Mr. Allen, though, said tea partiers should feel comfortable with him since he’s been talking about limited-government principles and the Constitution for years. His catchphrase during his various runs for office has been that he’s a “common-sense Jeffersonian conservative.”
“I can talk about the 10th Amendment and people will actually know what I’m talking about,” he said. “I think it’s wonderful.”
Mr. Allen would likely take a lead into the primary, thanks to statewide name recognition. But he still could fall prey to a conservative challenger, such as state Delegate Robert G. Marshall, who nearly won a state-convention bid to be the party’s 2008 Senate nominee over another former governor, James S. Gilmore III.
Mr. Marshall, a conservative favorite who represents part of Prince William County, touts some high-profile victories, including sponsoring the bill that challenged the federal government’s authority to mandate that every legal resident purchase health insurance.
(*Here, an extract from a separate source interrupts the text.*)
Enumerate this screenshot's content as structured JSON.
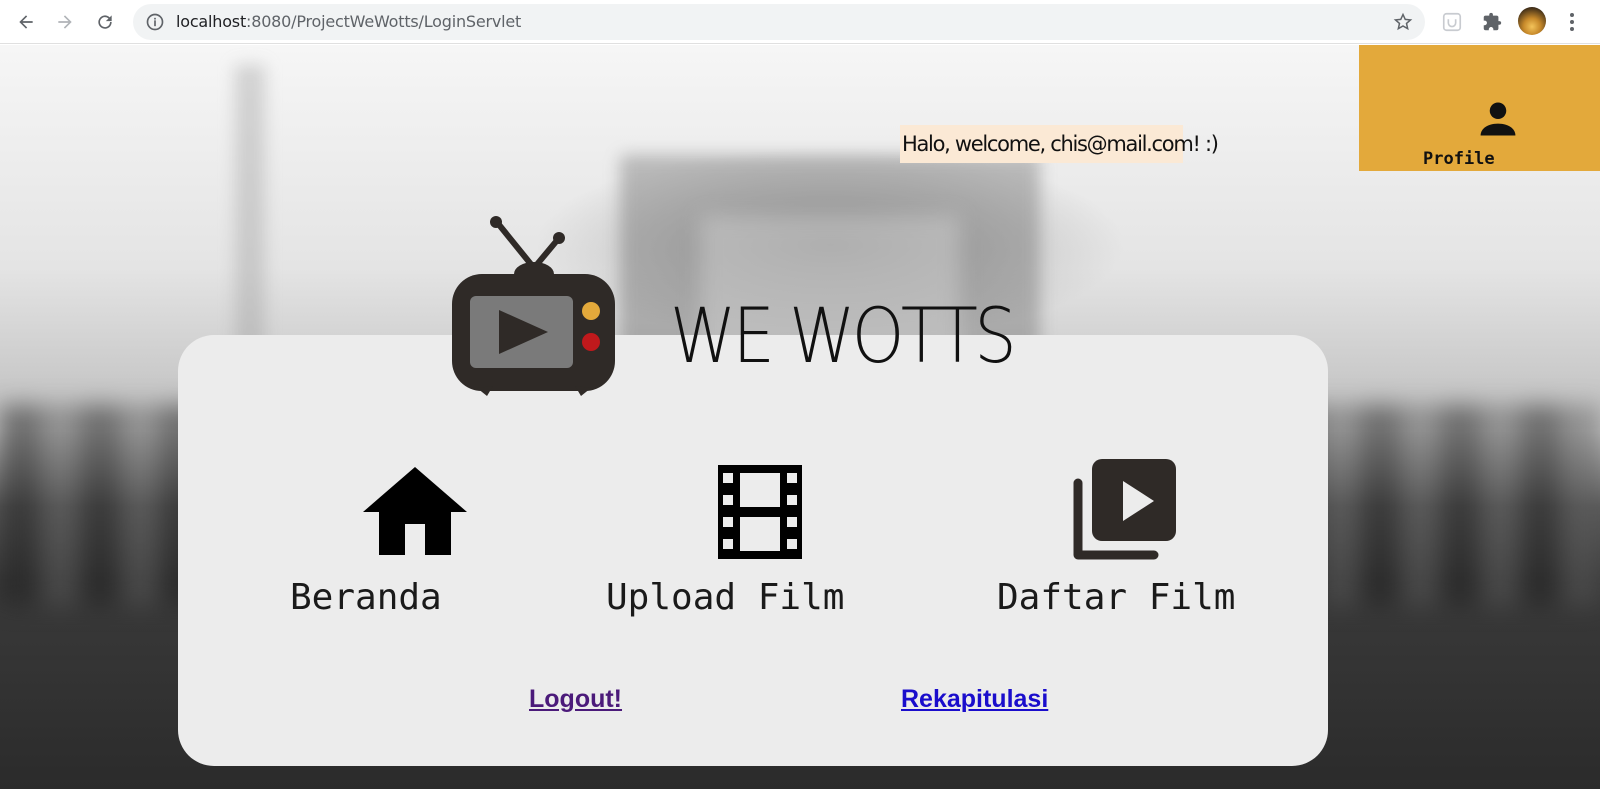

Meanwhile, Mr. Stewart is also seen as scouting a run, and he said Mr. Allen is a reminder of the days when Republicans strayed.
“We’ve got to bring in some new blood and new leadership and quit reaching back into the past,” he said. “Republicans did a terrible job between 2000 and 2006, just as foolishly as the Democrats did. They were part of the problem, and they remain part of the problem.”
Mr. Allen said he’s always considered Mr. Stewart a friend and said he appreciated compliments Mr. Stewart made about Mr. Allen’s time as governor.
Indeed, observers have long painted Mr. Allen as a more successful executive than legislator, and he chafed against the slow pace of the Senate. He still says the Senate has “too much worshipping of process and personalities.” But he said with all the problems that have built up, people are finally expecting action out of Congress, and that’s something he can be part of.
He said his longtime support for a balanced-budget amendment and a line-item veto for the president could help pare the federal deficit. And though he submitted earmark requests in the past, he came out earlier this year against the practice.
Mr. Webb does request earmarks, and voted against a proposed Senate ban earlier this year. Fellow Sen. Mark Warner, also a Democrat, voted for the ban.